#### [THE TASK]
When you reproduce the entries below, keep each one exact and drop any pictures.

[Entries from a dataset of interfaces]
<<<<

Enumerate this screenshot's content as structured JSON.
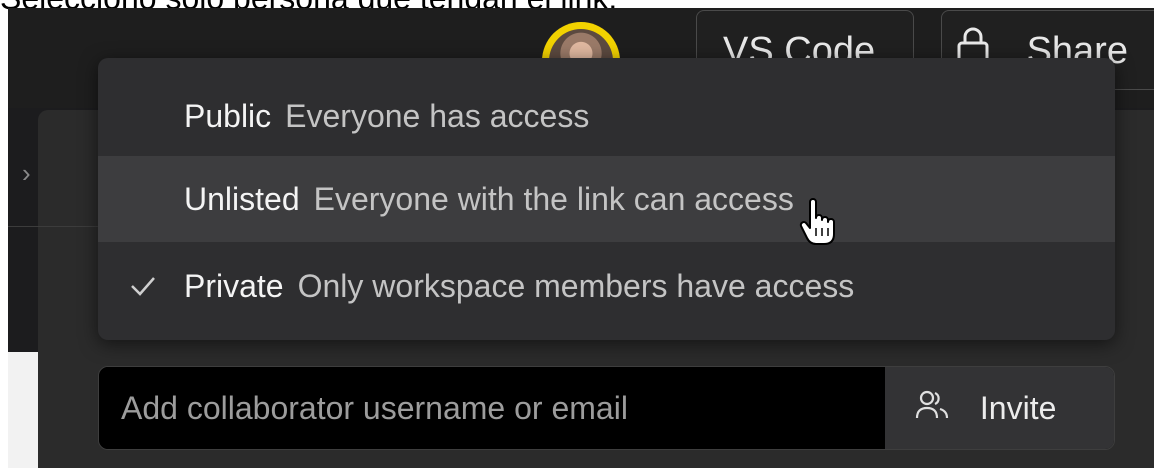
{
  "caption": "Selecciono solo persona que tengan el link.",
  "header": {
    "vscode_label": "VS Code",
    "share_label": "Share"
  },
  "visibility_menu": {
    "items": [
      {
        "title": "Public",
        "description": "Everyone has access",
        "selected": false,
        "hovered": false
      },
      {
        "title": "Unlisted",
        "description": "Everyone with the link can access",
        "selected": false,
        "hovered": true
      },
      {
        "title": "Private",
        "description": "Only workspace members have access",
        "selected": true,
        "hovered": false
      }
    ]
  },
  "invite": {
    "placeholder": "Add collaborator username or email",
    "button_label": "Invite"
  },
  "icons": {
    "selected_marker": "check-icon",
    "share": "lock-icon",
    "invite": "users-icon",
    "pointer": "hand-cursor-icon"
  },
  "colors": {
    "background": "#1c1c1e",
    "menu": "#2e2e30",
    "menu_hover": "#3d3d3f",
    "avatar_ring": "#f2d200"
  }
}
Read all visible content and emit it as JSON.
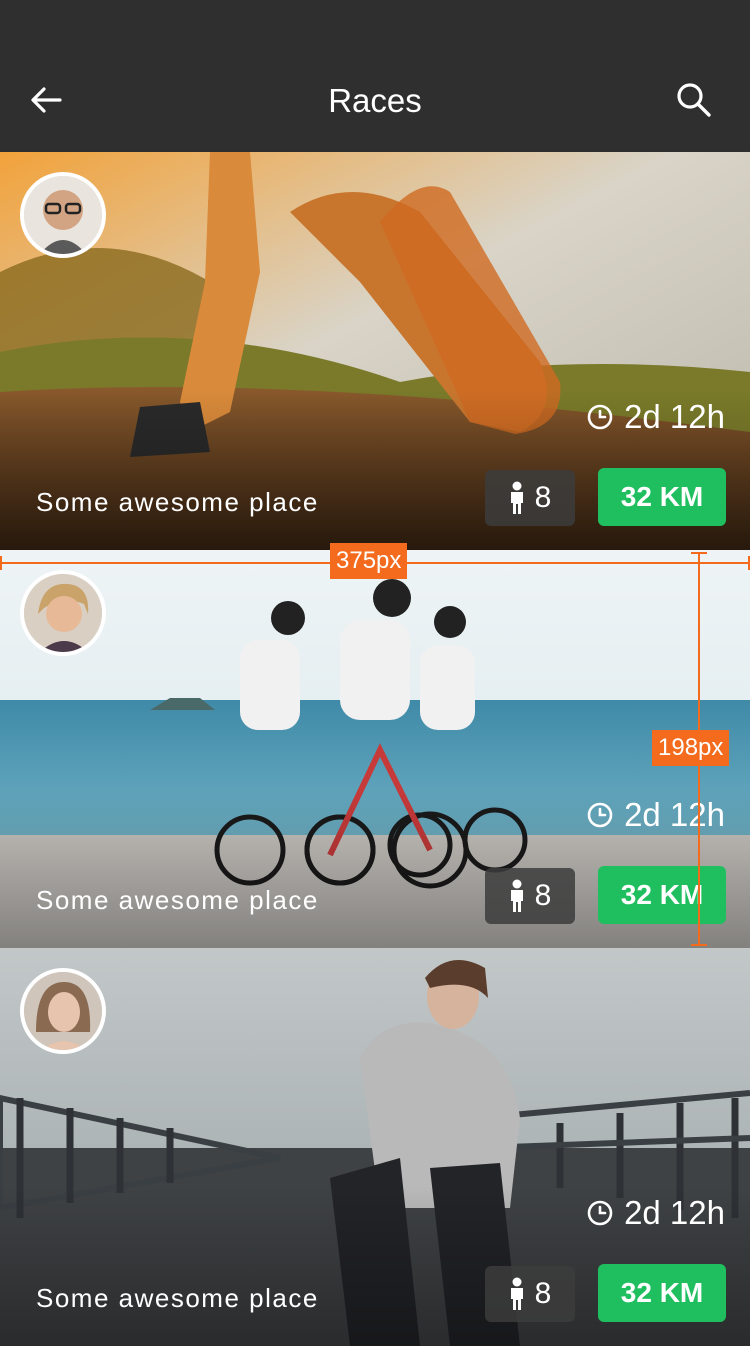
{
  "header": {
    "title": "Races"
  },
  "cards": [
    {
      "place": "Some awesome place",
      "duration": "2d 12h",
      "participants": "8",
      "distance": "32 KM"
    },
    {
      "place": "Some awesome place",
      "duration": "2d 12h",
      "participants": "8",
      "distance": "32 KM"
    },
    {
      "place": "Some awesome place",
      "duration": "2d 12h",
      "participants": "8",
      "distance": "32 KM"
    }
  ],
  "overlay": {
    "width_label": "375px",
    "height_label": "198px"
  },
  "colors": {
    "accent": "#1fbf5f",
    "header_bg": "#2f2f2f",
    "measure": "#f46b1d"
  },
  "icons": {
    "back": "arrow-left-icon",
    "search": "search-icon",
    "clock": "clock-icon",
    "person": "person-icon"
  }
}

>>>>

#### [RESPONSE]
Enumerate this screenshot's content as structured JSON.
{
  "caption": "Selecciono solo persona que tengan el link.",
  "header": {
    "vscode_label": "VS Code",
    "share_label": "Share"
  },
  "visibility_menu": {
    "items": [
      {
        "title": "Public",
        "description": "Everyone has access",
        "selected": false,
        "hovered": false
      },
      {
        "title": "Unlisted",
        "description": "Everyone with the link can access",
        "selected": false,
        "hovered": true
      },
      {
        "title": "Private",
        "description": "Only workspace members have access",
        "selected": true,
        "hovered": false
      }
    ]
  },
  "invite": {
    "placeholder": "Add collaborator username or email",
    "button_label": "Invite"
  },
  "icons": {
    "selected_marker": "check-icon",
    "share": "lock-icon",
    "invite": "users-icon",
    "pointer": "hand-cursor-icon"
  },
  "colors": {
    "background": "#1c1c1e",
    "menu": "#2e2e30",
    "menu_hover": "#3d3d3f",
    "avatar_ring": "#f2d200"
  }
}
Read all visible content and emit it as JSON.
{
  "header": {
    "title": "Races"
  },
  "cards": [
    {
      "place": "Some awesome place",
      "duration": "2d 12h",
      "participants": "8",
      "distance": "32 KM"
    },
    {
      "place": "Some awesome place",
      "duration": "2d 12h",
      "participants": "8",
      "distance": "32 KM"
    },
    {
      "place": "Some awesome place",
      "duration": "2d 12h",
      "participants": "8",
      "distance": "32 KM"
    }
  ],
  "overlay": {
    "width_label": "375px",
    "height_label": "198px"
  },
  "colors": {
    "accent": "#1fbf5f",
    "header_bg": "#2f2f2f",
    "measure": "#f46b1d"
  },
  "icons": {
    "back": "arrow-left-icon",
    "search": "search-icon",
    "clock": "clock-icon",
    "person": "person-icon"
  }
}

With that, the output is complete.